--- Input material ---

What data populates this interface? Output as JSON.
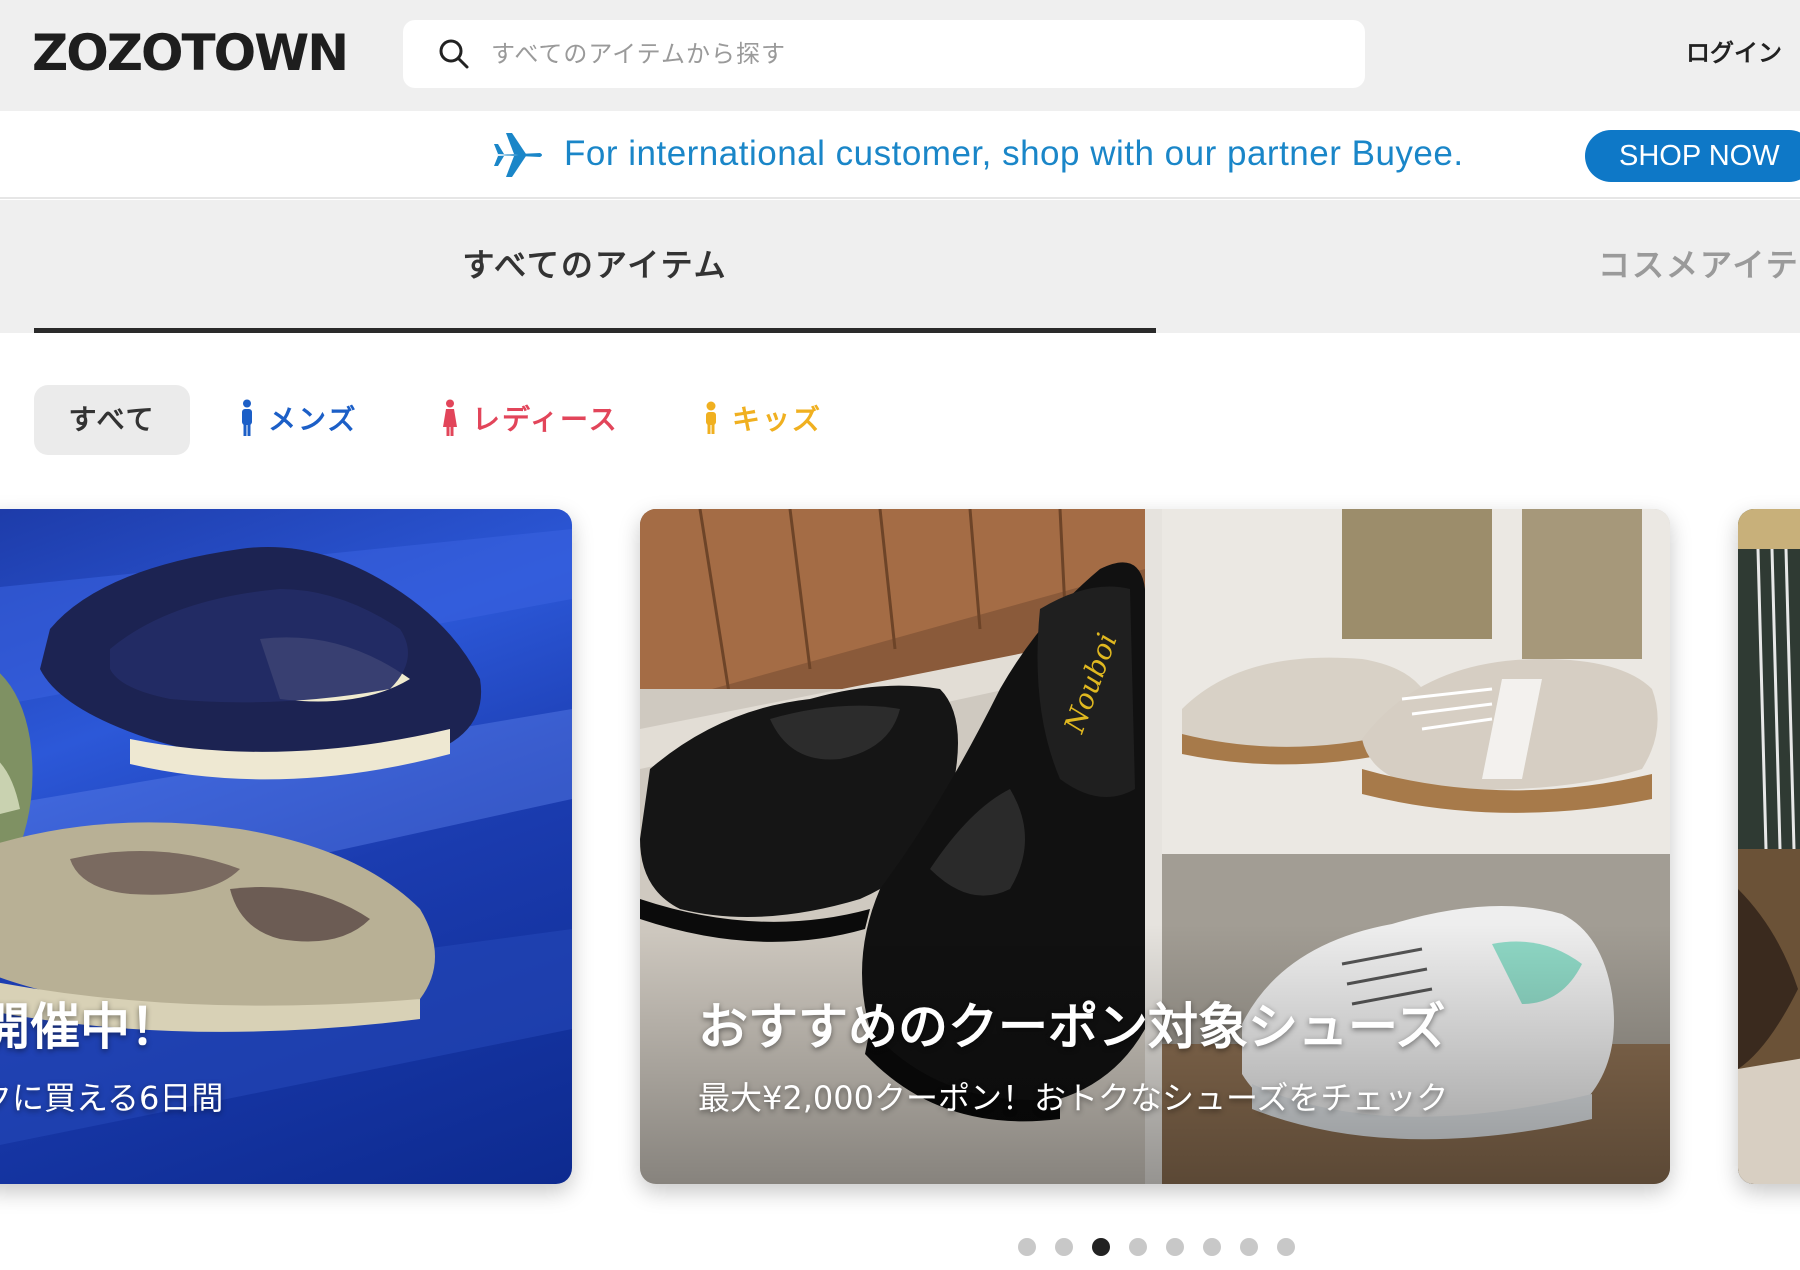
{
  "header": {
    "logo": "ZOZOTOWN",
    "search_placeholder": "すべてのアイテムから探す",
    "login": "ログイン"
  },
  "intl_banner": {
    "message": "For international customer, shop with our partner Buyee.",
    "button": "SHOP NOW",
    "accent_color": "#0e78c7"
  },
  "tabs": {
    "active": "すべてのアイテム",
    "next": "コスメアイテ"
  },
  "filters": {
    "all": "すべて",
    "men": "メンズ",
    "ladies": "レディース",
    "kids": "キッズ",
    "colors": {
      "men": "#1c5fc7",
      "ladies": "#e2455a",
      "kids": "#f0b020"
    }
  },
  "carousel": {
    "left": {
      "title": "開催中！",
      "subtitle": "クに買える6日間"
    },
    "center": {
      "title": "おすすめのクーポン対象シューズ",
      "subtitle": "最大¥2,000クーポン！おトクなシューズをチェック"
    },
    "dots_total": 8,
    "active_dot": 3
  }
}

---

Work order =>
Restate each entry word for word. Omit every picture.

Completed exercise =>
What data populates this interface? Output as JSON.
{
  "header": {
    "logo": "ZOZOTOWN",
    "search_placeholder": "すべてのアイテムから探す",
    "login": "ログイン"
  },
  "intl_banner": {
    "message": "For international customer, shop with our partner Buyee.",
    "button": "SHOP NOW",
    "accent_color": "#0e78c7"
  },
  "tabs": {
    "active": "すべてのアイテム",
    "next": "コスメアイテ"
  },
  "filters": {
    "all": "すべて",
    "men": "メンズ",
    "ladies": "レディース",
    "kids": "キッズ",
    "colors": {
      "men": "#1c5fc7",
      "ladies": "#e2455a",
      "kids": "#f0b020"
    }
  },
  "carousel": {
    "left": {
      "title": "開催中！",
      "subtitle": "クに買える6日間"
    },
    "center": {
      "title": "おすすめのクーポン対象シューズ",
      "subtitle": "最大¥2,000クーポン！おトクなシューズをチェック"
    },
    "dots_total": 8,
    "active_dot": 3
  }
}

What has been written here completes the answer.